* U.S. nonfarm payrolls seen to have risen 170,000 in May
* Weak payrolls may ease fear of Fed scaling back stimulus
* Futures off: S&P 0.9 pt, Dow 26 pts, Nasdaq 4.5 pts
NEW YORK, June 7 U.S. stock index futures edged
lower on Friday amid caution ahead of the closely watched U.S.
nonfarm payrolls report, which is likely to provide clues on how
soon the Federal Reserve will begin to ease back on its stimulus
* Stocks have mostly declined this week ahead of the jobs
report. Investors fret that if the report is stronger than
expected, the Fed may slow down its bond-buying program, which
has fed a rally in the U.S. equity market this year.
* A pickup in market volatility over the past couple of
weeks reflects investors' concerns over the longevity of the
Fed's stimulus program and over a still-sluggish global economy.
* The Labor Department will release the May employment
report at 8:30 a.m. EDT (1230 GMT). U.S. employers likely
stepped up hiring only slightly in May, a sign the economy was
growing modestly but not strongly enough to convince the Federal
Reserve to scale back the amount of cash it is pumping into the
* S&P 500 futures fell 0.9 points and were slightly
below fair value, a formula that evaluates pricing by taking
into account interest rates, dividends and time to expiration on
the contract. Dow Jones industrial average futures lost
26 points, and Nasdaq 100 futures fell 4.5 points.
* U.S. stocks rose on Thursday, with the Dow swinging nearly
200 points between the session low and high, and the S&P 500
recovering after hitting a key technical level in volatile
trading a day before the release of the U.S. jobs report.
* The S&P 500 is up about 13 percent so far this year, after
repeatedly hitting record highs. Those gains were triggered in
part by the belief the Fed's stimulus would remain in place.
* Wal-Mart Stores Inc is optimistic that sales at
its U.S. stores will recover from recent sluggishness to grow in
the second half of the year, in part because shoppers are
getting more confident, company executives said late Thursday.
* Apple shares may be in the spotlight after its rival
Samsung Electronics Co lost $12 billion in market

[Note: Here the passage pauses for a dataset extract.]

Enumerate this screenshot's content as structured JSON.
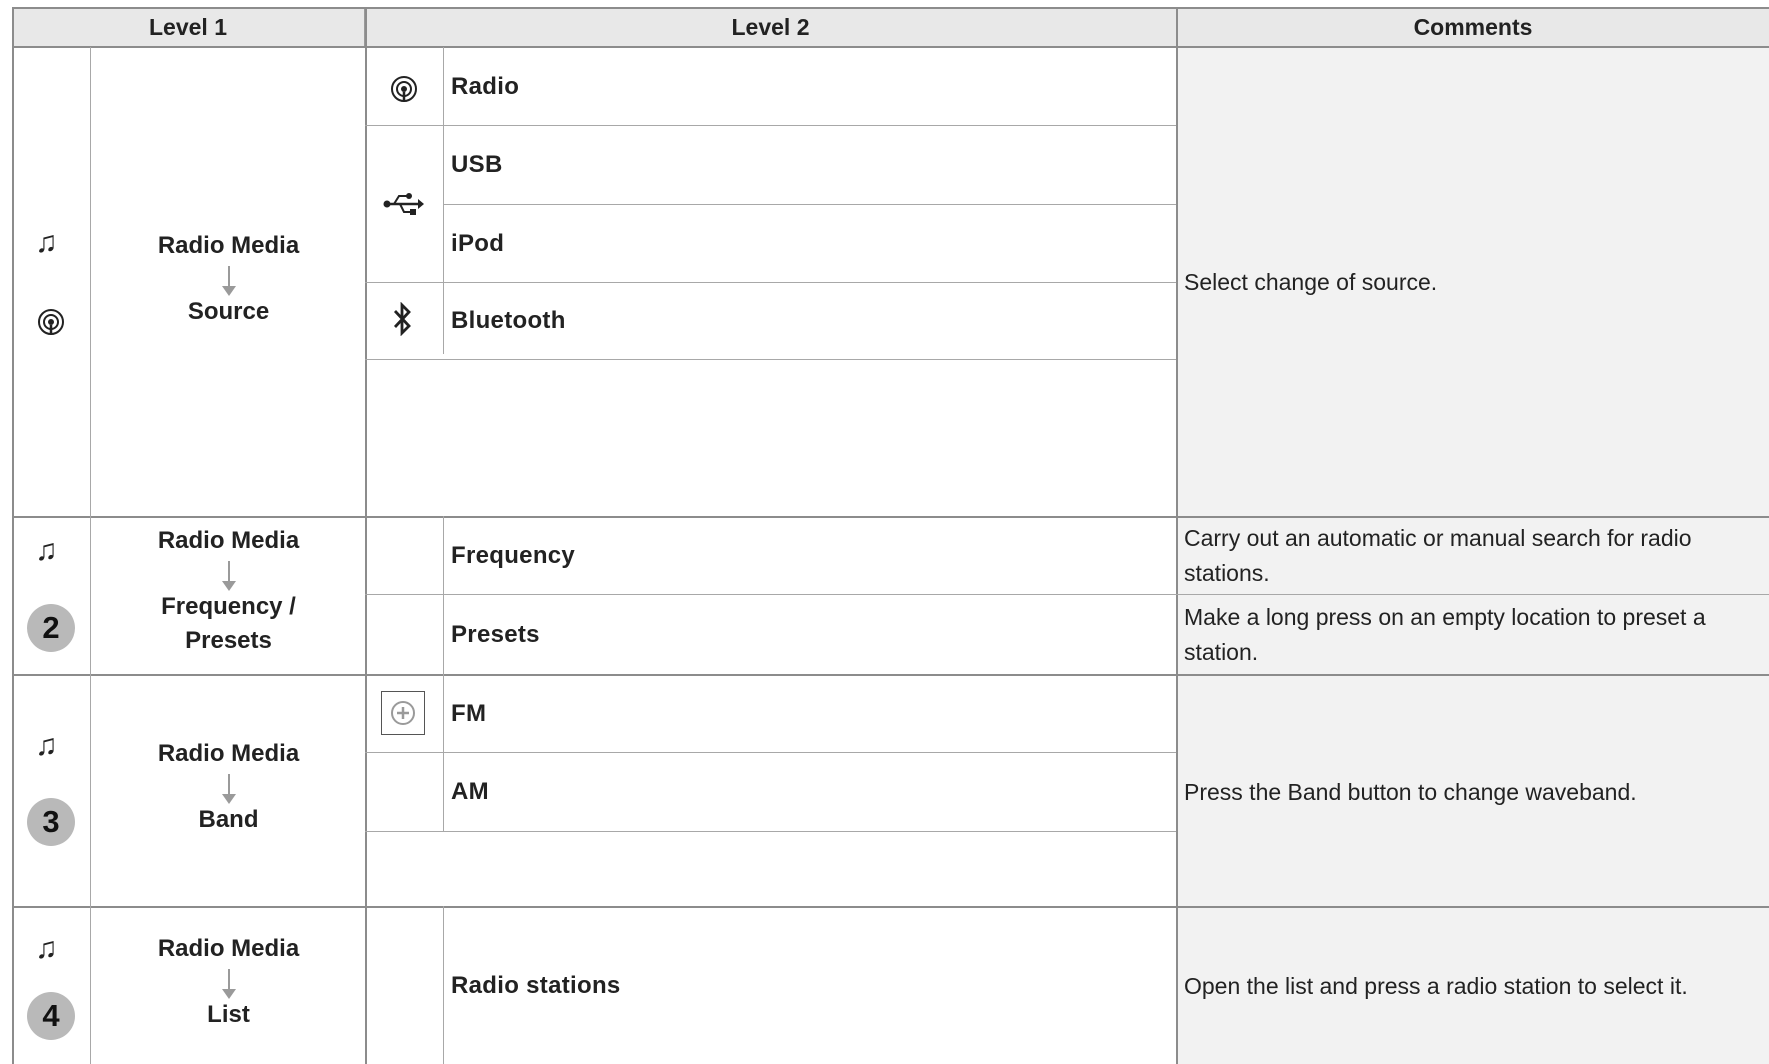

value on Friday, hit by brokerage downgrades spurred by concern
about slowing sales of its flagship Galaxy S4 smartphone.
* George Soros's firm, Soros Fund Management, which manages
$24 billion of the investor's cash, sold much of its Japanese
stock position in May, before the recent, steep sell-off,
according to a person close to the matter.